A POSITION ARTICLE 2016: 05-15 [PDF Printable Version]
by Jay Johnson
Some people claim to have a “service dog”, a “companion dog” or a “therapy dog” in order to gain residence in pet regulated housing. The ADA (American Disability Act) makes it clear that withholding housing from individuals with a genuine disability, who use service dogs, is a crime. Because of this law, individuals are “playing the system” in order to move into housing with dogs not usually allowed, like akitas, bulldogs, and pit bulls.
In some cases multiple dogs, a number increased over that normally allowed in some projects, are housed because of claims that this a high number of dogs is necessary to provide the home owner with services or comfort.
Many of these dogs are simply pets, but are passed-off as something more.
How can one know if a dog is a real service dog or a genuine comfort dog or a legitimate therapy dog? In a word, ask the dog.

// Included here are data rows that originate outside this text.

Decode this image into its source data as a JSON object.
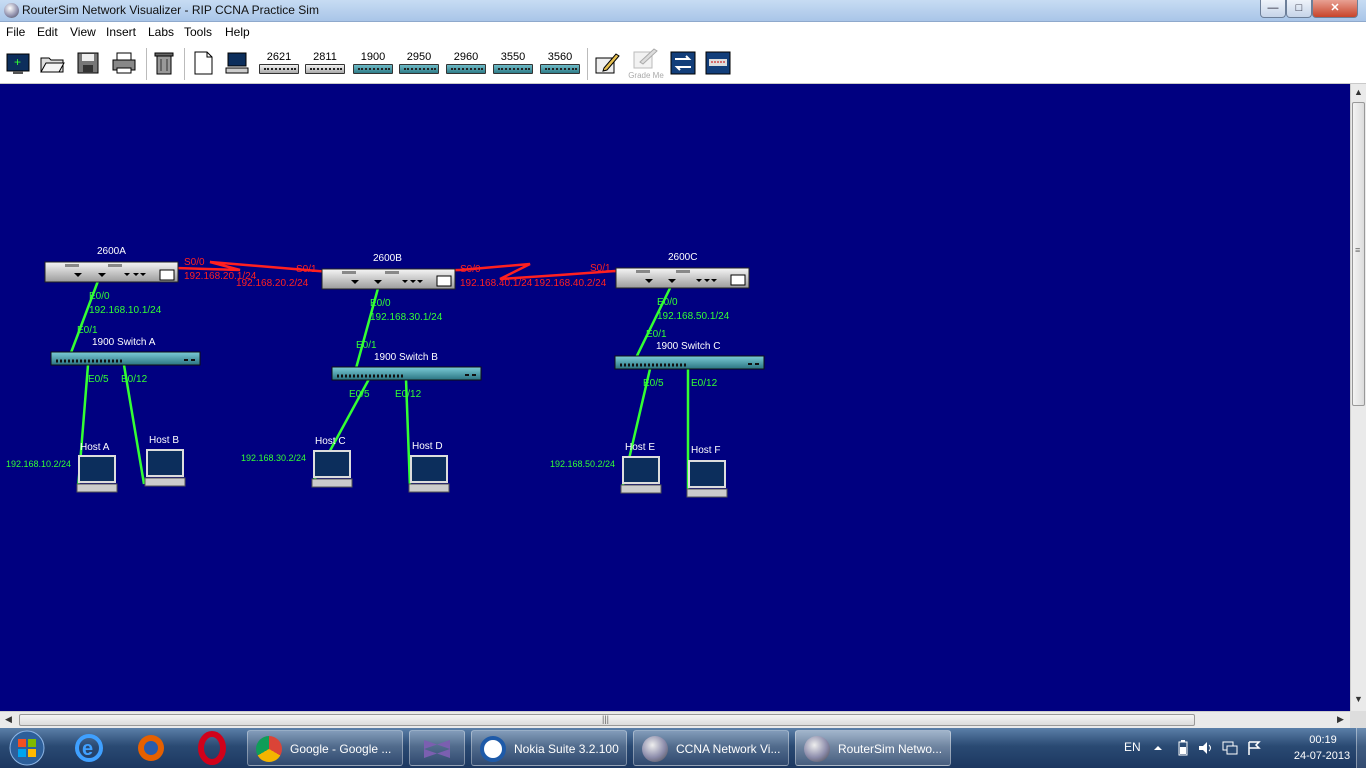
{
  "window": {
    "title": "RouterSim Network Visualizer - RIP CCNA Practice Sim",
    "controls": {
      "minimize": "—",
      "maximize": "□",
      "close": "✕"
    }
  },
  "menu": [
    "File",
    "Edit",
    "View",
    "Insert",
    "Labs",
    "Tools",
    "Help"
  ],
  "toolbar": {
    "file_icons": [
      "new-icon",
      "open-icon",
      "save-icon",
      "print-icon",
      "delete-icon",
      "new-page-icon",
      "computer-icon"
    ],
    "devices": [
      {
        "label": "2621",
        "kind": "router"
      },
      {
        "label": "2811",
        "kind": "router"
      },
      {
        "label": "1900",
        "kind": "switch"
      },
      {
        "label": "2950",
        "kind": "switch"
      },
      {
        "label": "2960",
        "kind": "switch"
      },
      {
        "label": "3550",
        "kind": "switch"
      },
      {
        "label": "3560",
        "kind": "switch"
      }
    ],
    "grade_label": "Grade Me",
    "tool_icons": [
      "pencil-icon",
      "grade-me-icon",
      "switch-config-icon",
      "console-icon"
    ]
  },
  "topology": {
    "colors": {
      "background": "#000080",
      "serial": "#ff2020",
      "ethernet": "#33ff33",
      "device_text": "#ffffff"
    },
    "routers": [
      {
        "name": "2600A",
        "s0": "S0/0",
        "s0_ip": "192.168.20.1/24",
        "e0": "E0/0",
        "e0_ip": "192.168.10.1/24"
      },
      {
        "name": "2600B",
        "s0": "S0/0",
        "s0_ip": "192.168.40.1/24",
        "s1": "S0/1",
        "s1_ip": "192.168.20.2/24",
        "e0": "E0/0",
        "e0_ip": "192.168.30.1/24"
      },
      {
        "name": "2600C",
        "s1": "S0/1",
        "s1_ip": "192.168.40.2/24",
        "e0": "E0/0",
        "e0_ip": "192.168.50.1/24"
      }
    ],
    "switches": [
      {
        "name": "1900 Switch A",
        "up": "E0/1",
        "p1": "E0/5",
        "p2": "E0/12"
      },
      {
        "name": "1900 Switch B",
        "up": "E0/1",
        "p1": "E0/5",
        "p2": "E0/12"
      },
      {
        "name": "1900 Switch C",
        "up": "E0/1",
        "p1": "E0/5",
        "p2": "E0/12"
      }
    ],
    "hosts": [
      {
        "name": "Host A",
        "ip": "192.168.10.2/24"
      },
      {
        "name": "Host B",
        "ip": ""
      },
      {
        "name": "Host C",
        "ip": "192.168.30.2/24"
      },
      {
        "name": "Host D",
        "ip": ""
      },
      {
        "name": "Host E",
        "ip": "192.168.50.2/24"
      },
      {
        "name": "Host F",
        "ip": ""
      }
    ]
  },
  "scrollbar": {
    "grip": "|||",
    "up": "▲",
    "down": "▼",
    "left": "◀",
    "right": "▶",
    "vgrip": "≡"
  },
  "taskbar": {
    "pinned": [
      "ie-icon",
      "firefox-icon",
      "opera-icon"
    ],
    "tasks": [
      {
        "label": "Google - Google ...",
        "icon": "chrome-icon"
      },
      {
        "label": "",
        "icon": "visual-studio-icon"
      },
      {
        "label": "Nokia Suite 3.2.100",
        "icon": "nokia-suite-icon"
      },
      {
        "label": "CCNA Network Vi...",
        "icon": "ccna-visualizer-icon"
      },
      {
        "label": "RouterSim Netwo...",
        "icon": "routersim-icon"
      }
    ],
    "tray": {
      "language": "EN",
      "time": "00:19",
      "date": "24-07-2013"
    }
  }
}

Service dogs, comfort dogs, and therapy dogs are expressly well behaved. They do not threaten other dogs or people; they do not bark or growl at other dogs or strangers; they do not defecate or urinate in inappropriate places or times. The training for these dogs can be extensive and cost thousands of dollars.
If you think a dog in your community is not a legitimate service, comfort or therapy dog because of its poor behavior, report your concerns to your housing manager, talk to your HOA officers, or communicate with your local pet club. To allow this scam to continue only makes it difficult for individuals who really need these wonderful animals to have them and use them successfully.
More importantly, IT IS A CRIME!
Remember that it is an honor to have and enjoy the life of your pet. Honor it, and don’t use it or abuse it to gain an advantage in the housing system or airlines.